Problem to work on:
Scan the entries line by line and return those with "Java".

START Material for this exercise

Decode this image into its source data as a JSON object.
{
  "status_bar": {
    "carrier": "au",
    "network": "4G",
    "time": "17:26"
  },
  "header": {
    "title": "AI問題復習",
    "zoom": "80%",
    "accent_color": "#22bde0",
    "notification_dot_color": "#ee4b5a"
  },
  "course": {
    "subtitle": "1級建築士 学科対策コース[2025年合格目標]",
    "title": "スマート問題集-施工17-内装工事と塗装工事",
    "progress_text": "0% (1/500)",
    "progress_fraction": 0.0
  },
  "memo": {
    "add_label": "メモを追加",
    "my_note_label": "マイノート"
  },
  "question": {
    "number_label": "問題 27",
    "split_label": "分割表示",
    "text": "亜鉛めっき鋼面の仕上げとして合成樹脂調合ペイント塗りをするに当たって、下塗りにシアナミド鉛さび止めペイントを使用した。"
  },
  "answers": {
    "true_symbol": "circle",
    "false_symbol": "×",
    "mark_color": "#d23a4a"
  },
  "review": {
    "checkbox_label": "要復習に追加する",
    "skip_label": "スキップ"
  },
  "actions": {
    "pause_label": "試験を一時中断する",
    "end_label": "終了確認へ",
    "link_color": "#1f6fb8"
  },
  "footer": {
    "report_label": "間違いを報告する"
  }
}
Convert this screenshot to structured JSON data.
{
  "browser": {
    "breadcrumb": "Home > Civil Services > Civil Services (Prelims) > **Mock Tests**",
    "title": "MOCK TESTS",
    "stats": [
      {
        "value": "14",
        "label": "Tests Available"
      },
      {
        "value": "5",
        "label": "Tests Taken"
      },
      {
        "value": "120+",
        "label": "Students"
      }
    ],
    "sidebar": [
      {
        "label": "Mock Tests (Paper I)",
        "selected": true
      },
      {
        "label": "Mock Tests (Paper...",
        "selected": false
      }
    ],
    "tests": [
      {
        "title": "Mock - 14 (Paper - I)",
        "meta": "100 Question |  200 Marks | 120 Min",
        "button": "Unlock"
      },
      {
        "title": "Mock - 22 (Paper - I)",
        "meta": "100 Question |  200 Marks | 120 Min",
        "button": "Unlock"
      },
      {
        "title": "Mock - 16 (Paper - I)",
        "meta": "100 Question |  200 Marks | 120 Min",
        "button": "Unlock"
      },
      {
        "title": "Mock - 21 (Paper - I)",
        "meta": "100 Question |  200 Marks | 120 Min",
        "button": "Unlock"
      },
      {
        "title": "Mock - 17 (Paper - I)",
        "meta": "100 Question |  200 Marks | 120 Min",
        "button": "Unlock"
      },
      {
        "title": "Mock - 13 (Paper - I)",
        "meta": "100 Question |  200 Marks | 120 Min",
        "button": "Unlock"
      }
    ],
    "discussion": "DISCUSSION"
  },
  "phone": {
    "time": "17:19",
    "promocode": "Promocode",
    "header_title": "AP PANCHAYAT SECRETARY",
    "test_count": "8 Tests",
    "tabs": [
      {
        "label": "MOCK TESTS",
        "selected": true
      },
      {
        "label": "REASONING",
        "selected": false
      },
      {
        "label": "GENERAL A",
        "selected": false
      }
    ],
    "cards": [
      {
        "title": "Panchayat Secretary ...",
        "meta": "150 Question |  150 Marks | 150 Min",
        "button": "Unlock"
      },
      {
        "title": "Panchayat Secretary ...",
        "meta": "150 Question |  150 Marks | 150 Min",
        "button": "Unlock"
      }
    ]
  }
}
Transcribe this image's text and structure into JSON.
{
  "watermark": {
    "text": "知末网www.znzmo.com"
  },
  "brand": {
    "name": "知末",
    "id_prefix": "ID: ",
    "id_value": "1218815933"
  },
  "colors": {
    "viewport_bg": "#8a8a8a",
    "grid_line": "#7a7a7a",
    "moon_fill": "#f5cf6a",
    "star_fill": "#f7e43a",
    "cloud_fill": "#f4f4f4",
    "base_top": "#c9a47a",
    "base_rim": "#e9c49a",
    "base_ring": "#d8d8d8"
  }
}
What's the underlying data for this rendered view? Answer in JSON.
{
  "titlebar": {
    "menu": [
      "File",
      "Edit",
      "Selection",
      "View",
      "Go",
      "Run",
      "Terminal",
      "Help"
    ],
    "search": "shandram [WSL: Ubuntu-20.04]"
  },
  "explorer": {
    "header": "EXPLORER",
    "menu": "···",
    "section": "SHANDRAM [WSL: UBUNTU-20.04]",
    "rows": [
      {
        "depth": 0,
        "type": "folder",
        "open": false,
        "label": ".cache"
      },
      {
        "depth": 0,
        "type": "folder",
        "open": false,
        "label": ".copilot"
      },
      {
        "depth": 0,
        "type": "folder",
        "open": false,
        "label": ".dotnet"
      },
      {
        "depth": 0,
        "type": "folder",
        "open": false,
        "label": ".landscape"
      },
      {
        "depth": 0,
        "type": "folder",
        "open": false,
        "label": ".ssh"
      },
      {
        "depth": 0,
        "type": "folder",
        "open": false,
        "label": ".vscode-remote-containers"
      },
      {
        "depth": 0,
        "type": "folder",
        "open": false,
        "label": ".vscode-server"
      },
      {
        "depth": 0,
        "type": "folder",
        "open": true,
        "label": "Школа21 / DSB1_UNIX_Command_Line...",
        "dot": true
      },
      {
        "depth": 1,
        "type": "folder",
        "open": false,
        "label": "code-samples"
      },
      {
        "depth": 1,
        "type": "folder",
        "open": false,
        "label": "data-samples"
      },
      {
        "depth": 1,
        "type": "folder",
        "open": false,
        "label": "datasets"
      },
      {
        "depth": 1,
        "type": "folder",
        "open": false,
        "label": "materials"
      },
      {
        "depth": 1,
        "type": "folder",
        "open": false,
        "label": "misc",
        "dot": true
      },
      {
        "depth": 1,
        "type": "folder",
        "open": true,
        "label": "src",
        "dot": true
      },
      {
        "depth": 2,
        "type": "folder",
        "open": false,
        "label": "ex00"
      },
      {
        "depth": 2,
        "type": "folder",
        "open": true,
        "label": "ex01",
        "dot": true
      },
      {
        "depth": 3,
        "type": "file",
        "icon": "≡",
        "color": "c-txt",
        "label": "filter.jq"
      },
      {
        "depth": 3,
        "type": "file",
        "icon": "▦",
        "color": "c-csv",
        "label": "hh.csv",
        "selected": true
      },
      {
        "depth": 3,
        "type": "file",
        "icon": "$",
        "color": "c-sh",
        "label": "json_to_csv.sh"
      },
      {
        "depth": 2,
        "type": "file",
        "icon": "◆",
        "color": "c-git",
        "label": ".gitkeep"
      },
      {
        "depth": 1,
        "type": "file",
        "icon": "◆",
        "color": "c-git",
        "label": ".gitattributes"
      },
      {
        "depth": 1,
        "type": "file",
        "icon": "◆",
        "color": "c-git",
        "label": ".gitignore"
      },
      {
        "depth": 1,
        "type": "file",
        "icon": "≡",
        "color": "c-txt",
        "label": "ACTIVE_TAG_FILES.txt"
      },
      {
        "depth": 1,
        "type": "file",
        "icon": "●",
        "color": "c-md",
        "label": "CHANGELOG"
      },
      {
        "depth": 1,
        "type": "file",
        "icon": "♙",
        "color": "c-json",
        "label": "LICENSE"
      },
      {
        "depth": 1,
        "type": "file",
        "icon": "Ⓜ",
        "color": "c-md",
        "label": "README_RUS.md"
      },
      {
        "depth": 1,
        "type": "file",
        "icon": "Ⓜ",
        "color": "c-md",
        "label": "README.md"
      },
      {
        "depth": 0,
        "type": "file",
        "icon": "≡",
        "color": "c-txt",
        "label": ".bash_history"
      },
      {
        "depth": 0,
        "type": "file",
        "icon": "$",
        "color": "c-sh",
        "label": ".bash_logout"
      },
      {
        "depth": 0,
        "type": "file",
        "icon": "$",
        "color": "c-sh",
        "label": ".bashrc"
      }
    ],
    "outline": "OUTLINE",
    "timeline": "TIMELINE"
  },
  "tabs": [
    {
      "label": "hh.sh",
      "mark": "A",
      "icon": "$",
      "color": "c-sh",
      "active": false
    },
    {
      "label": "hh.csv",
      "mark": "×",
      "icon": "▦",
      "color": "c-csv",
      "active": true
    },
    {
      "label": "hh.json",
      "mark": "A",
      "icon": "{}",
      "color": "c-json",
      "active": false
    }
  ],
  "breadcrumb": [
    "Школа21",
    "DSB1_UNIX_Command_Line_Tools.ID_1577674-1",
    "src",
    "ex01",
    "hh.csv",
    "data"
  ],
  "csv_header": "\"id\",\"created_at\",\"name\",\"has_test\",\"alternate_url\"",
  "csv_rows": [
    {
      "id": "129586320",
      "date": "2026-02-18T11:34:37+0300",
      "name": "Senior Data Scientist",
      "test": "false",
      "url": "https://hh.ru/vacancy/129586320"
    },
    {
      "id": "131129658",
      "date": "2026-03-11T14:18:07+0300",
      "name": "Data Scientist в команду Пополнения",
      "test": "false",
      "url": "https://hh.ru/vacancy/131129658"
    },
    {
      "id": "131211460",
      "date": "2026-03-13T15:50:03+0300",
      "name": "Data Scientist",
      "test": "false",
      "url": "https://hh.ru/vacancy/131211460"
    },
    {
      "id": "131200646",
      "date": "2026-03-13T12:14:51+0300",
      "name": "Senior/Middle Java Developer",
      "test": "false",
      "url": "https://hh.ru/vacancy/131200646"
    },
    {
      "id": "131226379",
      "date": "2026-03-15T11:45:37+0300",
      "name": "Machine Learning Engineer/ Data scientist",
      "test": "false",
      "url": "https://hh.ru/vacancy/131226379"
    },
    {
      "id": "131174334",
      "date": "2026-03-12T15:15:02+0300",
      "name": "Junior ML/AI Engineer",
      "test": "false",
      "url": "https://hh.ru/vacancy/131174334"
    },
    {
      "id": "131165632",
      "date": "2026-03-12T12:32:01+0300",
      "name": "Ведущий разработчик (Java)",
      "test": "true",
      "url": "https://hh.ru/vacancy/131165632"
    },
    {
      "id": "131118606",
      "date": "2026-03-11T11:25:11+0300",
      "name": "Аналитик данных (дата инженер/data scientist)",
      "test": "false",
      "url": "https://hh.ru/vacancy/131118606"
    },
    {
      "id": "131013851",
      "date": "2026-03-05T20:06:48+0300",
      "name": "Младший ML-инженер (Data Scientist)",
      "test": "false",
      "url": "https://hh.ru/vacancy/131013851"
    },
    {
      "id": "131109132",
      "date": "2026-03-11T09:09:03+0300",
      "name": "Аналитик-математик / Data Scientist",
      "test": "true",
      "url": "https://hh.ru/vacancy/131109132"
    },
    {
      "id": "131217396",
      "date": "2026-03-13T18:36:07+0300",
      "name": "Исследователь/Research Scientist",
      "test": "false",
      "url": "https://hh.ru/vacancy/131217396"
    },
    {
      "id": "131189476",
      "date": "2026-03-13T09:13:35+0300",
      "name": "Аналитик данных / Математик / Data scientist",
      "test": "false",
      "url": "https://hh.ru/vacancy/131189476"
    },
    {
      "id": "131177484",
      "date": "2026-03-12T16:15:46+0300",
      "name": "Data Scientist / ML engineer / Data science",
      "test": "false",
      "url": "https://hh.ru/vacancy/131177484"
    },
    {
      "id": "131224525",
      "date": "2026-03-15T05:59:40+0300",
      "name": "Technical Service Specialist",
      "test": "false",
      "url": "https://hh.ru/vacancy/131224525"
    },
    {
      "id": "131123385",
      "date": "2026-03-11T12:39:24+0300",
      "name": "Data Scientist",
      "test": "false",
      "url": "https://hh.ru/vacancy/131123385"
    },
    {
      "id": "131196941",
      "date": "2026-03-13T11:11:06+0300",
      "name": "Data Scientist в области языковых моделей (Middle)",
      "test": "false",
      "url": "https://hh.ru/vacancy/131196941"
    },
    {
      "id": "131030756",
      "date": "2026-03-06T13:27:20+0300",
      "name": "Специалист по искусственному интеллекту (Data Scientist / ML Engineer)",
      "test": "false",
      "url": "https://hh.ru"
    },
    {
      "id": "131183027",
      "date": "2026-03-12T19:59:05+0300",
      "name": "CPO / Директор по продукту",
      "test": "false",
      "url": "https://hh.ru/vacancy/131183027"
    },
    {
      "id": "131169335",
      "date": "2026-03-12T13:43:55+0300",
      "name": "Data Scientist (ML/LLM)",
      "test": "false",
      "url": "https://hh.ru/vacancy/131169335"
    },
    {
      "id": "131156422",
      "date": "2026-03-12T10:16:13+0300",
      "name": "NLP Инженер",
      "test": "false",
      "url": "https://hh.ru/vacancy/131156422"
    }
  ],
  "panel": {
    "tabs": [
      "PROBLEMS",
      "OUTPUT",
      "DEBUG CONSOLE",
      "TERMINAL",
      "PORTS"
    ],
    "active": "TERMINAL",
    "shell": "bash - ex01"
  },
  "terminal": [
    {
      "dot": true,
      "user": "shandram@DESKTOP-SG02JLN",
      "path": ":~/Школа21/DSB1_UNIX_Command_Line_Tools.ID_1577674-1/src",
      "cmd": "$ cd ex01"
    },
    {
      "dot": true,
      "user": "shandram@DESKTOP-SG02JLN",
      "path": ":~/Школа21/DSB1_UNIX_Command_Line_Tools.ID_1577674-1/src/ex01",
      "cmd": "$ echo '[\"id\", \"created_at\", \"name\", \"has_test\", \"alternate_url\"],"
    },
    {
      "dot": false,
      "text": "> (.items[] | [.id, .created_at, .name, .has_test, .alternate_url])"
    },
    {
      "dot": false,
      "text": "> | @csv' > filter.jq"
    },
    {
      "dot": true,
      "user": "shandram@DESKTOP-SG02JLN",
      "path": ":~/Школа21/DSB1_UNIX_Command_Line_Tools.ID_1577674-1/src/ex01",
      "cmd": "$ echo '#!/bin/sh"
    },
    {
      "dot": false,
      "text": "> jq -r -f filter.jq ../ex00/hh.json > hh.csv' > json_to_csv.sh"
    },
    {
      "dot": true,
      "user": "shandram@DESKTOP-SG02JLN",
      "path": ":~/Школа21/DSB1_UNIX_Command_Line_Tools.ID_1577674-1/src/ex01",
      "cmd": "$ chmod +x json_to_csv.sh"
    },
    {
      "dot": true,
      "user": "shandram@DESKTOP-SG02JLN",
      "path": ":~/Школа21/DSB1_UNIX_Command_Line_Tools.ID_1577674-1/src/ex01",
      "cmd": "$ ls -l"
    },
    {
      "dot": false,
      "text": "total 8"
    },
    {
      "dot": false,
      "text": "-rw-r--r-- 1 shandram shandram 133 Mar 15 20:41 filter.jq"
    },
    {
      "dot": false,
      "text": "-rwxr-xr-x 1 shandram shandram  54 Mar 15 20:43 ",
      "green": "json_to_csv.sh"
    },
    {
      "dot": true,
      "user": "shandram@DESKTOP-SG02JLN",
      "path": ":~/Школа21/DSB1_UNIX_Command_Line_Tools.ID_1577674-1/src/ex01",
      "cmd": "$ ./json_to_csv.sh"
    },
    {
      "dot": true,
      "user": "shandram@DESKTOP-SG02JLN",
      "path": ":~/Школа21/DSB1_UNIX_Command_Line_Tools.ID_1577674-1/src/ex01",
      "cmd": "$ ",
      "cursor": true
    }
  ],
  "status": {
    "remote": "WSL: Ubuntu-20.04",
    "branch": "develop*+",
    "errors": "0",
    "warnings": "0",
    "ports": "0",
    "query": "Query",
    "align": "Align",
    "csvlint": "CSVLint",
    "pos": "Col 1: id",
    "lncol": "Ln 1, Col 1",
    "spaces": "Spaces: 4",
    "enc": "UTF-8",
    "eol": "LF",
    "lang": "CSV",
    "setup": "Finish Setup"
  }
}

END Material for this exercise

Answer box:
      "name": "Senior/Middle Java Developer",
      "name": "Ведущий разработчик (Java)",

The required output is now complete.